* **EXERCISE DETAILS**
Your job is to report every line of the entries that has "body".

(Excerpts from an interface dataset)
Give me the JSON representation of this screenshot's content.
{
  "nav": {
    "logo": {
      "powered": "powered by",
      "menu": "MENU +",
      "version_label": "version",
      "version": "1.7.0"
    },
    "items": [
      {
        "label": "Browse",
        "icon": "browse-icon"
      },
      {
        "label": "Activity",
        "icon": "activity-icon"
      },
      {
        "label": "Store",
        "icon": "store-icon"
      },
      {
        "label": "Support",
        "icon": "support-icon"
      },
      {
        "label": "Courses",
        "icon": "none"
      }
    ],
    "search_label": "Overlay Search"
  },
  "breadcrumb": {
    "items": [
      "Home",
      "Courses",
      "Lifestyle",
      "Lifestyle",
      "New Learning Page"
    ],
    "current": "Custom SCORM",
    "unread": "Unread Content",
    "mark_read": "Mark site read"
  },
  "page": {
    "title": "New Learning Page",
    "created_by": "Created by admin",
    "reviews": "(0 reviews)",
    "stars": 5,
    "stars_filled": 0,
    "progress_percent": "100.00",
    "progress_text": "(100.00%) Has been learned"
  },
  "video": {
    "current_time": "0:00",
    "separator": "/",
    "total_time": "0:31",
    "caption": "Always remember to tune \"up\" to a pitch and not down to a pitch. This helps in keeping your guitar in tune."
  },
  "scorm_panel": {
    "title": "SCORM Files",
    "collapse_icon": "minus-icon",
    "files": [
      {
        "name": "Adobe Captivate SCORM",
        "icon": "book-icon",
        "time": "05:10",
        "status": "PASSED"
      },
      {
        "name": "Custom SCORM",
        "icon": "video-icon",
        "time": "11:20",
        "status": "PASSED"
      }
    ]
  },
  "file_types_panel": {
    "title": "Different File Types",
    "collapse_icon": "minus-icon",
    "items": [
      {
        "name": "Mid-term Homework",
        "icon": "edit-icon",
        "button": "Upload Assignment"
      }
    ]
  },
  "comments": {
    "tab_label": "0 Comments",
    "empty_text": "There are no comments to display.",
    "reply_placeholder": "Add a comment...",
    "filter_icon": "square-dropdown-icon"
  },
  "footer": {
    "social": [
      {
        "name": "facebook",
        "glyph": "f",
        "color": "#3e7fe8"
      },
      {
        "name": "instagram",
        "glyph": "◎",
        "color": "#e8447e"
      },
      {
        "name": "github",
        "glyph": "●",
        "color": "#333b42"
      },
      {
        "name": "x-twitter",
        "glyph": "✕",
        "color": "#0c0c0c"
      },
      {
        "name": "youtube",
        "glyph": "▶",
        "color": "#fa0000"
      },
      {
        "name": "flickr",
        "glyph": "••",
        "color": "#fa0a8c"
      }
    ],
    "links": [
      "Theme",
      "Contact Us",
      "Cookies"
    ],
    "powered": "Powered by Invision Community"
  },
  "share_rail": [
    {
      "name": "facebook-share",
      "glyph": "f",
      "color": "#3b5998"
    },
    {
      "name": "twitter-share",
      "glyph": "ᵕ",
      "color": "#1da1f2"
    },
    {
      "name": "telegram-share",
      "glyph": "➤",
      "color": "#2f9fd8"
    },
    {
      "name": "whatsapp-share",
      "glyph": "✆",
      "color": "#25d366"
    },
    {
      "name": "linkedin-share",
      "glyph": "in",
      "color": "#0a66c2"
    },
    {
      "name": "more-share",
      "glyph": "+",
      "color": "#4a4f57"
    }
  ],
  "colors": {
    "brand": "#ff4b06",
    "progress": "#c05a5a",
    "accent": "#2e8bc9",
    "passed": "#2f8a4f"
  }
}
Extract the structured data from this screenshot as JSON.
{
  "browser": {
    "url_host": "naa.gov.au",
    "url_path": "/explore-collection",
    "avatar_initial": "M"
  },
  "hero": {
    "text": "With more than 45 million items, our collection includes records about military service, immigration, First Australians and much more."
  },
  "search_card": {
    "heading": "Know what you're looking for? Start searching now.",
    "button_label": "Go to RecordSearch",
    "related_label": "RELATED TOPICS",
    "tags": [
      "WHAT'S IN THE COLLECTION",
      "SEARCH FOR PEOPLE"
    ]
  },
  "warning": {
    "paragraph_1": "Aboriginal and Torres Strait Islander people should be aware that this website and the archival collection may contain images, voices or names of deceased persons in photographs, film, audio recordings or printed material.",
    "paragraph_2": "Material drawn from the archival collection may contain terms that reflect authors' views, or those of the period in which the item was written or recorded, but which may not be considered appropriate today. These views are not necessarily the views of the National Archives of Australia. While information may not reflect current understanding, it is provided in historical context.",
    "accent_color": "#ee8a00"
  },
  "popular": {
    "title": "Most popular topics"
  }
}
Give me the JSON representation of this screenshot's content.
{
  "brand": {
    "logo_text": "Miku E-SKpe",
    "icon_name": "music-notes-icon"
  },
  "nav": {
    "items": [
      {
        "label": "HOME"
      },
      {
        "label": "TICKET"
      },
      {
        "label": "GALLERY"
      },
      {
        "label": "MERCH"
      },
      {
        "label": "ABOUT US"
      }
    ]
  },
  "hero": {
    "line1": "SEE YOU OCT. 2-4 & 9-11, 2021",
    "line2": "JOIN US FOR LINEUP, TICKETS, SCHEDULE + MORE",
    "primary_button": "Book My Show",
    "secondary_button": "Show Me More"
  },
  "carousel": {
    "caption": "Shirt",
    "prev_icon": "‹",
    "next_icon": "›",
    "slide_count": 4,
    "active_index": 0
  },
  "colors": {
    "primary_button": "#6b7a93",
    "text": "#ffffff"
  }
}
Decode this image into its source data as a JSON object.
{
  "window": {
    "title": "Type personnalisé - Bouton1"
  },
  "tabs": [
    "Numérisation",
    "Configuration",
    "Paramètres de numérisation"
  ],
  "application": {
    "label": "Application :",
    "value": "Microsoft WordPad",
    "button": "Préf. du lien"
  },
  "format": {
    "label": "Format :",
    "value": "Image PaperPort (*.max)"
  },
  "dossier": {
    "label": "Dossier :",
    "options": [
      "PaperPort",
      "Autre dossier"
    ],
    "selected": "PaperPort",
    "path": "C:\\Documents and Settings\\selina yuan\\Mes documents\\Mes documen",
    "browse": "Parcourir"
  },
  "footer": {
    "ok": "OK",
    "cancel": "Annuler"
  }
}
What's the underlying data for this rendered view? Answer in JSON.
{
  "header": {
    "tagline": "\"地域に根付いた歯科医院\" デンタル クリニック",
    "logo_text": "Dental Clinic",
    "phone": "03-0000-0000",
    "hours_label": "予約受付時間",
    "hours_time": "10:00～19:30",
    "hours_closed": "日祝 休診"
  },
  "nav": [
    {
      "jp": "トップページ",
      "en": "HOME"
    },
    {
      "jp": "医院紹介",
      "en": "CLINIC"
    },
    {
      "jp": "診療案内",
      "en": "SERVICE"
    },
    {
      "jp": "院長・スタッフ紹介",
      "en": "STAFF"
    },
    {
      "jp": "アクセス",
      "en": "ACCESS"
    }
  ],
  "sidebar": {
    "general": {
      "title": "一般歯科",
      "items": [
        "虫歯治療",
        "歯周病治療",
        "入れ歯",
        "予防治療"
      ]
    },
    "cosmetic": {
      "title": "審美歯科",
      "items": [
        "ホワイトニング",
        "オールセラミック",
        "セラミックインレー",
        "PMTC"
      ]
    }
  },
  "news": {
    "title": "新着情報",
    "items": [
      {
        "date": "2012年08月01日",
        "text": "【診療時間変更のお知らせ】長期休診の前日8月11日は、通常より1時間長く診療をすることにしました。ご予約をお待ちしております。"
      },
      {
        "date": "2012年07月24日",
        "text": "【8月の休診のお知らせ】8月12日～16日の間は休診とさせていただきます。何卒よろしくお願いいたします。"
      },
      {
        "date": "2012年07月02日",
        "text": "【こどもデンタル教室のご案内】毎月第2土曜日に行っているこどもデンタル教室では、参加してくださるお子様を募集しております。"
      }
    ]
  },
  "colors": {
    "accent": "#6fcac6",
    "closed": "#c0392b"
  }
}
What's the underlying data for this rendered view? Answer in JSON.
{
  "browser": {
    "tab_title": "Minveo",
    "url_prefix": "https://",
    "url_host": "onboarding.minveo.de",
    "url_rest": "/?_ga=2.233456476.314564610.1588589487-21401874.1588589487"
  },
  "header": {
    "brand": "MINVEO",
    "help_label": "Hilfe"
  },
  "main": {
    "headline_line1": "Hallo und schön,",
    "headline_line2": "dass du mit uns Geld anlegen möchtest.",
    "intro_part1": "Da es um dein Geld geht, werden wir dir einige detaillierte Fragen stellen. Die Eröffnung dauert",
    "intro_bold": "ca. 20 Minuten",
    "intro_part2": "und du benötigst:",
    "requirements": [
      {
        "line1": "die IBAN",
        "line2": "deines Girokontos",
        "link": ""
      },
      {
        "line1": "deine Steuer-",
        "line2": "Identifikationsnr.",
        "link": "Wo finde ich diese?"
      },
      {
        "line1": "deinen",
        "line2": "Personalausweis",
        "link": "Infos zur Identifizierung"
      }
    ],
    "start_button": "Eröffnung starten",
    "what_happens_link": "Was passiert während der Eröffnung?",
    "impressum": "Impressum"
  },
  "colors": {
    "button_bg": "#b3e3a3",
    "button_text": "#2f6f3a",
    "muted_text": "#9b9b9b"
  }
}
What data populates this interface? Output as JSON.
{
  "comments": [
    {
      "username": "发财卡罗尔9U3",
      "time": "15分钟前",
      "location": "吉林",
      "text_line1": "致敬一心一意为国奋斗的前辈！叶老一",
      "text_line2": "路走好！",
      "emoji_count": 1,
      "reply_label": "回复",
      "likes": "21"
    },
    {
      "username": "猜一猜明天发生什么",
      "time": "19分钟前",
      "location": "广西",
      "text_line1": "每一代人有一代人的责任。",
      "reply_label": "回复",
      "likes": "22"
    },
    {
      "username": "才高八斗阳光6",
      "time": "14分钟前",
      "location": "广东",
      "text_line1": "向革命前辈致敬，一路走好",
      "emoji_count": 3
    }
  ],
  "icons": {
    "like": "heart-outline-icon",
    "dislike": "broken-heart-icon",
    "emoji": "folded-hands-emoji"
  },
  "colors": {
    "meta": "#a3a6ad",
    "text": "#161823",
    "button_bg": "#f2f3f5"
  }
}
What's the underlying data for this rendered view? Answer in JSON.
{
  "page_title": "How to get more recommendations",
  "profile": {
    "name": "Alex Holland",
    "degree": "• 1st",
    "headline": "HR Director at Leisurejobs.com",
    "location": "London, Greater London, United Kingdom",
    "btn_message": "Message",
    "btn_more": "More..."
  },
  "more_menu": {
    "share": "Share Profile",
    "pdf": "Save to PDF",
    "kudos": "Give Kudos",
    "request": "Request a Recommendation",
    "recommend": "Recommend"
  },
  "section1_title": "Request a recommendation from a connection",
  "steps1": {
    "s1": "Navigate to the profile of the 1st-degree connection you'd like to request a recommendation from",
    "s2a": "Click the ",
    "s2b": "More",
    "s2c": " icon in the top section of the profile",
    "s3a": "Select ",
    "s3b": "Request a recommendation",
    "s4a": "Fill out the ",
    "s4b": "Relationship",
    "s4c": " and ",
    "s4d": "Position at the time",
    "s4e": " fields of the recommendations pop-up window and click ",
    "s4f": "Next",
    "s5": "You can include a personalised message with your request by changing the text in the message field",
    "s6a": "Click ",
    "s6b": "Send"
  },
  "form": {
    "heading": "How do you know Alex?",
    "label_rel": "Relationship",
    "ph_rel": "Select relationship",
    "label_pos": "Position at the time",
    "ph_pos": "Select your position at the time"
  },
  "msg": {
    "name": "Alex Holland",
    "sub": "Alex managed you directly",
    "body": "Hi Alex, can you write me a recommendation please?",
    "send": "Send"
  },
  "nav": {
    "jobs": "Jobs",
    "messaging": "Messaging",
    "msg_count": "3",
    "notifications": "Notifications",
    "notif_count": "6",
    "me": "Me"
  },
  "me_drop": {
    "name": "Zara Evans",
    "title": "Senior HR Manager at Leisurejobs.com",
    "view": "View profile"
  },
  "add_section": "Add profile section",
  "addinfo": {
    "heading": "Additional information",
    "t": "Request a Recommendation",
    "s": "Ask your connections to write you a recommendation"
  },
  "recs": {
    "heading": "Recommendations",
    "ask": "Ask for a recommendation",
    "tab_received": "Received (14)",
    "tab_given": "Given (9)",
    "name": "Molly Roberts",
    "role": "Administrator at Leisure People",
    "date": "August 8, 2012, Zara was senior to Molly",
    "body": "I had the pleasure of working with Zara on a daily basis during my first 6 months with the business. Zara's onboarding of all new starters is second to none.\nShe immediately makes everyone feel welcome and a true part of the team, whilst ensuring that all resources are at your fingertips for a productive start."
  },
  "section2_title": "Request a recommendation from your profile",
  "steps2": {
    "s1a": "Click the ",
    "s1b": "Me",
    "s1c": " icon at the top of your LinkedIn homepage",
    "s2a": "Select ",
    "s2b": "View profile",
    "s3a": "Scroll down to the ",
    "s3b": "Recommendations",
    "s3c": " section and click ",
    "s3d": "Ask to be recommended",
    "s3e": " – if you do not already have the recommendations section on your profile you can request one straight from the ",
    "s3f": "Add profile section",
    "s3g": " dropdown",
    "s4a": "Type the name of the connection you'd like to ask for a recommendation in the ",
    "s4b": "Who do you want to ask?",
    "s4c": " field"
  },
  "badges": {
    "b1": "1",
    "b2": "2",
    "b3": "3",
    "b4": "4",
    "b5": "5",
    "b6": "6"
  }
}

* **TASK OUTPUT**
    "body": "Hi Alex, can you write me a recommendation please?",
    "body": "I had the pleasure of working with Zara on a daily basis during my first 6 months with the business. Zara's onboarding of all new starters is second to none.\nShe immediately makes everyone feel welcome and a true part of the team, whilst ensuring that all resources are at your fingertips for a productive start."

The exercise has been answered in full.